Veteran US tennis player Billie Jean King has said that "stress is a privilege", but according to the UK's Mental Health Foundation, "stress is our body's response to pressure". Whatever our job may be, the chances are that we face - or we are going to face - this kind of pressure. We are going to face work-related stress from time to time or, perhaps, even on a daily basis.   

The good news is that there are ways to fight stress, employing some techniques that if we incorporate them into our daily life, will help us lighten our mood. Recent CareerBuilder survey data reveals that employees are trying to combat stress with methods that include listening to music, going for a walk, taking a day off, or even having a cup of coffee during a break rather than sitting in front of a screen. 

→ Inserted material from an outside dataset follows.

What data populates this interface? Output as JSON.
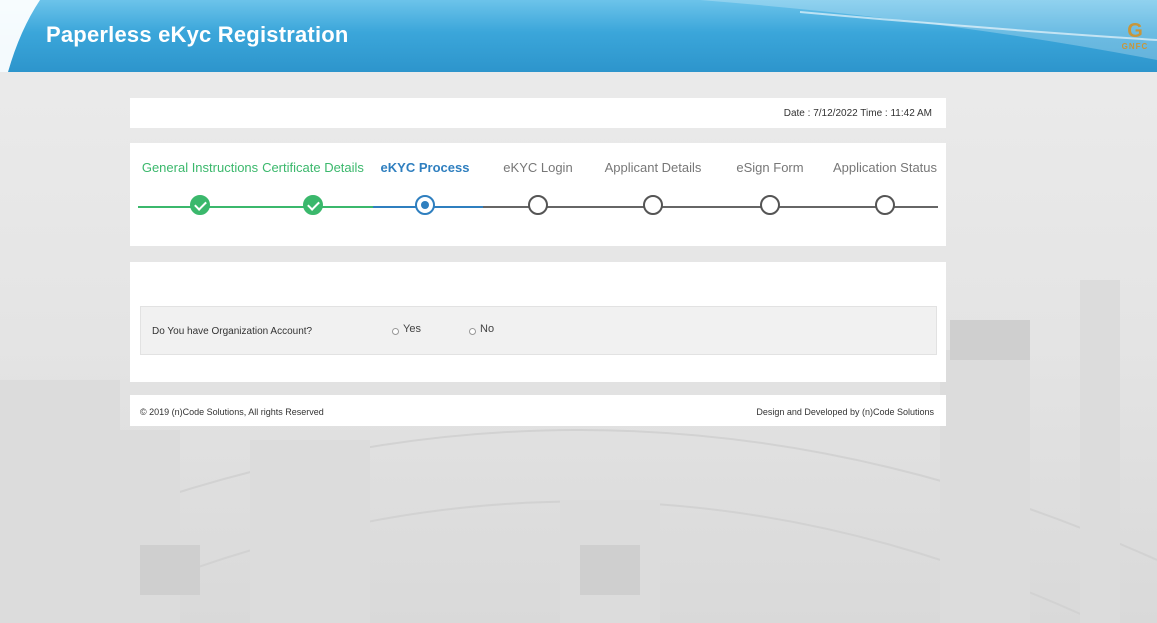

How else do people relieve work stress? Our research revealed that:

• 35% do stretching
• 17% take time for a lunch break
• 16% do a ten-minute relaxation meditation
• 13% set a specific time to respond to emails
• 12% go to work outside the office for a couple of hours (e.g. coffee shop)

Other tips to find time to relax during work:

• We put a reminder on the mobile, which urges us to move every hour.

• We adopt a productivity method like the Pomodoro technique, according to which, we do 25 minutes of work and five minutes of break. After four cycles, we take a 20 minute break. Taking regular breaks gives our brains a chance to relax and come back more refreshed. Knowing that we can only work for a short period of time makes it much easier to stay engaged and motivated.

• We talk to a colleague about something unrelated to work. We find someone with whom we share common interests and make small talk that lifts our spirits. 

• If we work from home, when noon comes we subconsciously feel more tired, because while we see the couch, we know it's not yet time to rest. Once in a while, it would be nice to reward ourselves by eating out for example. 

• Let's just take a deep breath. When we feel too stressed, let's take a breather. We inhale through our nose slowly and then exhale through our mouth as if blowing out the candles on our birthday cake.  

Stress often leads to changes in our routine, such as in our eating habits and sleep

Many times the evening comes and we find it difficult to leave behind work-related thoughts, as a result of which we lose sleeping time. It has been observed that most people have not learned to recognise and accept their achievements and good points. That's why, at the end of the day, it would be good to make a conscious effort, asking ourselves: "what have I accomplished today?, what have I done well?, what new things/skills have I learned??...". Questions like these will direct our attention to the positive parts of our experience that we often ignore. So instead of letting our mind and thoughts guide us, let's remind ourselves that we are in control and can choose which parts of our experience we want to focus on.

If the effects of stress are severe or start to affect our daily life, we need to manage it more aggressively. It is normal to feel stressed at work, more or less from time to time, but if this prevents us from functioning well, it would be a good idea to seek the help of an expert.